That means starting in October 2019, we may see electric scooters from more than just Skip and Scoot. Skip and Scoot’s current permits expire on Oct. 14, 2019.
As part of the permitting program, the SFMTA plans to issue permits to “a limited number” of applicants, the agency said. The city also plans to maintain a cap on the number of scooters to be deployed at any one time, likely somewhere between 1,000 to 2,500 scooters per company. Currently, Skip is authorized to operate 800 scooters, while Scoot is authorized to operate up to 625.
The application requires companies to integrate locking mechanisms to all of its scooters, implement stricter policies to ensure people don’t ride on sidewalks as well as pilot adaptive scooters to ensure people with disabilities are not left out from this new form of transportation. This comes shortly after Lyft began testing adaptive bike share for riders in San Francisco and Oakland, Calif.
The deadline to apply is Aug. 21, 2019, which gives the likes of Bird (proud new owner of Scoot), Skip, Lime, Uber/JUMP, Lyft, Spin and the many others a fair amount of time to get their things in order — that is, if they want to. All of those companies mentioned above applied for permits to operate as part of SF’s pilot program, but were denied. Some companies took it worse than others, while others decided to focus their efforts on other markets for the time being.
What we can expect is yet another battle among the electric scooter providers to deploy their vehicles in the highly-coveted market of San Francisco. Last time, there were about one dozen applicants for the city’s pilot program.

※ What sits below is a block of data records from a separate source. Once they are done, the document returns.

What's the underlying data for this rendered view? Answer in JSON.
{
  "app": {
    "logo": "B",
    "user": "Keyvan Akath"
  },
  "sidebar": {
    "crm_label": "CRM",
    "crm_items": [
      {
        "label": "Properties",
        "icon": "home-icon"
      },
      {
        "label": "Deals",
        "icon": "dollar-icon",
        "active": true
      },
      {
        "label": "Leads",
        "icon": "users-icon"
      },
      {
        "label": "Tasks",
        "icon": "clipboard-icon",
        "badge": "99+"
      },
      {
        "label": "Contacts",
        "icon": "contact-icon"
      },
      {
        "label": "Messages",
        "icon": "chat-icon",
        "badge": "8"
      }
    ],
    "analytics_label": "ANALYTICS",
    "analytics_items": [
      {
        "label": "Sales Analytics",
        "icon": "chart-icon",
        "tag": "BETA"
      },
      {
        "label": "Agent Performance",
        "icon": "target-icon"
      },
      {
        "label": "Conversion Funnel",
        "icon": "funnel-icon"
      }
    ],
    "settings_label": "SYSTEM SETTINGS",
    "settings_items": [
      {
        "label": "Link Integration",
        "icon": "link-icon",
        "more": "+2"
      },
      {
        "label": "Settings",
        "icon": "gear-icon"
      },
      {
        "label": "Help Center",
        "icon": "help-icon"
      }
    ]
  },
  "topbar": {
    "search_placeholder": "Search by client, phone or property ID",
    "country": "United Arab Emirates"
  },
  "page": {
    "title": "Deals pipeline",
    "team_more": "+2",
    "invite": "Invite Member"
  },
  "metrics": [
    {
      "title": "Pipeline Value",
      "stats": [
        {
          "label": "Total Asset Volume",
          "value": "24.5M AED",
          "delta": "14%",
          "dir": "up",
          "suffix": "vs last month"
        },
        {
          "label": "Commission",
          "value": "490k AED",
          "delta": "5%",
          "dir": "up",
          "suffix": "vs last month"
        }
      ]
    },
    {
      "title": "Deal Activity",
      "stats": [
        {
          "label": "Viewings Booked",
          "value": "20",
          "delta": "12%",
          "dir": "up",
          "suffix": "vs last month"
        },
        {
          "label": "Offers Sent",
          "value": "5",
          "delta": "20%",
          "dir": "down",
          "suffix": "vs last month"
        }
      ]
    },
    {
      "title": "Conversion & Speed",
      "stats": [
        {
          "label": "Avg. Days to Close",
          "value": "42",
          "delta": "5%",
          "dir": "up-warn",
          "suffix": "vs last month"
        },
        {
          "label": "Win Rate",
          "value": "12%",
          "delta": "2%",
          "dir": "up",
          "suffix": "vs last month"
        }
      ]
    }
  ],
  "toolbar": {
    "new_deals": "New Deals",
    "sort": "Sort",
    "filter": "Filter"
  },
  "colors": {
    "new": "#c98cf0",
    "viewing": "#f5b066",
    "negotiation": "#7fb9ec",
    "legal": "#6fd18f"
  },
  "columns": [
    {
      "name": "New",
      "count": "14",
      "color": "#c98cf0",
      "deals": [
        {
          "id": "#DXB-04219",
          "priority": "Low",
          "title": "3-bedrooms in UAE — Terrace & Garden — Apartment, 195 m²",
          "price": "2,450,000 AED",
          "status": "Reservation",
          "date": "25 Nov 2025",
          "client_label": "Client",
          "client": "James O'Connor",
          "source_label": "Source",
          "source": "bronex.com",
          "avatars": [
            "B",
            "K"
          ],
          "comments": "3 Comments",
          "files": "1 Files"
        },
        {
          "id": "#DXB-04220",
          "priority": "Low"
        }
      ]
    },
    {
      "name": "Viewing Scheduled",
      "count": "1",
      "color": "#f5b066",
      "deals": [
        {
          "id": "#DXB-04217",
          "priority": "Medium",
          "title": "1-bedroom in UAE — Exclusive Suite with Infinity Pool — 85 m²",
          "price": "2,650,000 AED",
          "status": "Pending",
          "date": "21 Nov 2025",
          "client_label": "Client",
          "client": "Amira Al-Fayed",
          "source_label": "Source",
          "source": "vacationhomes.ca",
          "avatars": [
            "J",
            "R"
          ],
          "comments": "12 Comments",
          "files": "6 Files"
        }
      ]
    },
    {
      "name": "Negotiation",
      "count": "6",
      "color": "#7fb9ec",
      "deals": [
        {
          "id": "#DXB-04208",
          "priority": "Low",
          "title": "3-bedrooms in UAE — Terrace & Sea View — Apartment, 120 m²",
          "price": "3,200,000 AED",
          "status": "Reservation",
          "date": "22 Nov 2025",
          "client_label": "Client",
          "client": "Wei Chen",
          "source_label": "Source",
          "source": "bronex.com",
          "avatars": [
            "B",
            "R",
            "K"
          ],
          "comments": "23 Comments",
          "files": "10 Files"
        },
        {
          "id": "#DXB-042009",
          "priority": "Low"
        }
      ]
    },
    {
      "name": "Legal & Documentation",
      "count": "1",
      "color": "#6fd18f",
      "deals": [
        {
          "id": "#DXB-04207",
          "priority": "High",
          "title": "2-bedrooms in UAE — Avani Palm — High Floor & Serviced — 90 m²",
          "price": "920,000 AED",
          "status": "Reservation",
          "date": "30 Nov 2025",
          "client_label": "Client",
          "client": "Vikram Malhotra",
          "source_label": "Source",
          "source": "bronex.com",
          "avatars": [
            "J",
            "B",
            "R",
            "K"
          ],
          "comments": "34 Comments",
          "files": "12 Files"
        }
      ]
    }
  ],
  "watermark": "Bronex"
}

On average, scooter riders took about 3,400 trips per day in San Francisco in May. Scoot has had a pretty drama-free existence in San Francisco, minus the whole theft and vandalism issue that forced the company to add a locking mechanism to its scooters. Skip, on the other hand, had to pull its scooters off the streets after one caught on fire in Washington, D.C.
It would be odd if the SFMTA didn’t consider that as it looks over all of the applications this time around. Meanwhile, given that a couple of Lyft’s electric bikes recently caught on fire due to apparent issues with the batteries, Lyft has likely given the SFMTA some pause around the company’s abilities to safely deploy electric vehicles.